Second, the imperative: “Go quickly and tell His disciples that He has risen from the dead.” Rather than leaving them paralyzed with fear, and refusing to let them simply stand in awe, the Angel sent the women to be the first witnesses of the Resurrection. Like all Christians after them, they went forth as proclaimers of His victory over death. The mission of the Church had begun.
Third, the promise: “You will see Him.” They did not know how soon, and Matthew does not tell us exactly when or where. But as they ran to deliver the good news to the disciples, the Angel’s promise to the women was fulfilled. The risen Jesus met them on their way, graciously greeted them, and received their (still fearful) worship. The text ends as Jesus calms them once more and sends them with the same instruction and promise.
It is safe to say that Easter this year will be unlike any Easter we have ever seen. By now your congregation has planned a celebration considering unprecedented calls for social separation. Whatever you and your leaders have planned, you should assume people will be listening to this sermon with new and unique concerns. Their hopes and their fears will be inseparable from the pandemic and its impact on just about everything.
Which brings me back to the women and their fear. Your hearers have plenty to be afraid of. The coronavirus has exposed the fragility of many aspects of our society. Objects of our love and trust are crumbling before us. Universally held assumptions about security and permanence are proving false. All we can do is hide ourselves from the very communities that usually help us cope with such challenges. As you know from listening to your members these last few weeks, their fears will be accompanied by varying degrees of loss, grief, and anger.
Verse eight offers a way of addressing them. As they ran from the tomb, the women were still afraid, but their fear was no longer alone, and it no longer dominated. They departed from the tomb, “with fear and great joy” (notice that μεγάλης modifies χαρᾶς but not φόβου). That is the difference Easter makes. Fear in a dangerous and confusing world is still appropriate. It is why many of our congregations will maintain social distance even on this holiest of Sundays. But the pandemic does not change the promise you will proclaim to your hearers. It is your privilege to promise that they, too, will see the risen Lord Jesus. They will see His resurrection by faith here and now. They will see Him with their own eyes at His glorious return and, because He comes with gracious greetings of forgiveness, life, and salvation, they can face whatever these fearful days will bring with even greater joy.
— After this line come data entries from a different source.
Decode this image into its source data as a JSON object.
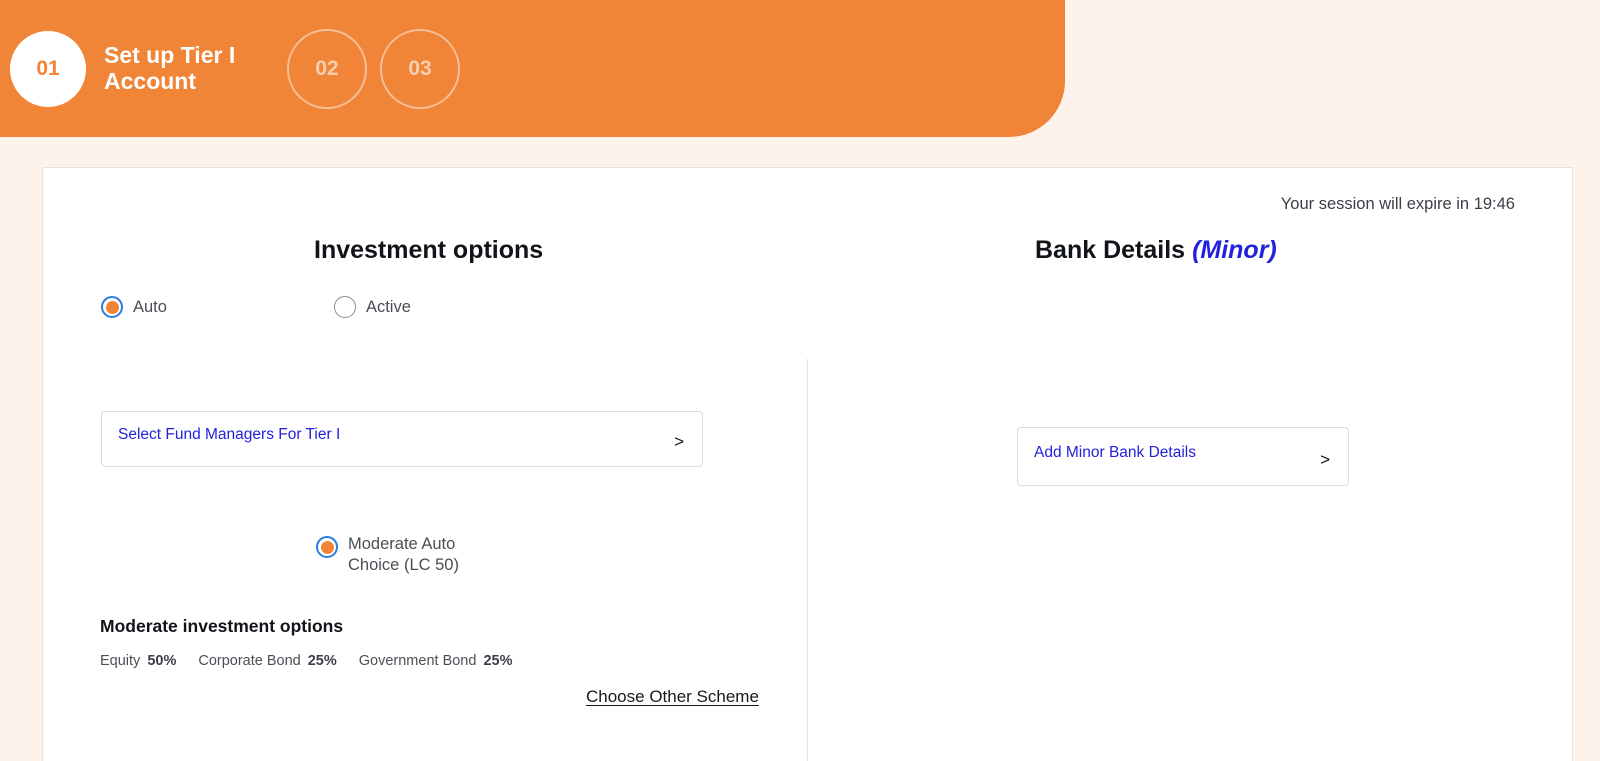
{
  "theme": {
    "accent_orange": "#f08437",
    "page_background": "#fdf3ea",
    "link_blue": "#2222dd",
    "radio_ring_blue": "#2a7de1",
    "card_background": "#ffffff"
  },
  "stepper": {
    "steps": [
      {
        "number": "01",
        "label": "Set up Tier I Account",
        "state": "active"
      },
      {
        "number": "02",
        "label": "",
        "state": "inactive"
      },
      {
        "number": "03",
        "label": "",
        "state": "inactive"
      }
    ]
  },
  "session": {
    "notice": "Your session will expire in 19:46"
  },
  "investment": {
    "title": "Investment options",
    "mode_options": [
      {
        "label": "Auto",
        "selected": true
      },
      {
        "label": "Active",
        "selected": false
      }
    ],
    "fund_manager_link": {
      "label": "Select Fund Managers For Tier I",
      "chevron": "chevron-right-icon",
      "chevron_glyph": ">"
    },
    "scheme": {
      "label_line1": "Moderate Auto",
      "label_line2": "Choice (LC 50)",
      "selected": true
    },
    "allocation_heading": "Moderate investment options",
    "allocations": [
      {
        "name": "Equity",
        "percent": "50%"
      },
      {
        "name": "Corporate Bond",
        "percent": "25%"
      },
      {
        "name": "Government Bond",
        "percent": "25%"
      }
    ],
    "other_scheme_link": "Choose Other Scheme"
  },
  "bank": {
    "title": "Bank Details",
    "title_tag": "(Minor)",
    "add_link": {
      "label": "Add Minor Bank Details",
      "chevron": "chevron-right-icon",
      "chevron_glyph": ">"
    }
  }
}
May the risen Lord bless your preaching this Easter, fellow preachers. As much as ever, the Church and world need your faithful proclamation in His name!
Concordia Theology-Various helps from Concordia Seminary in St. Louis, MO to assist you in preaching Matthew 28:1-10,
Text Week-A treasury of resources from various traditions to help you preach Matthew 28:1-10.
Lectionary Podcast-Dr. David Scaer of Concordia Theological Seminary in Ft. Wayne, IN walks us through Matthew 28:1-10.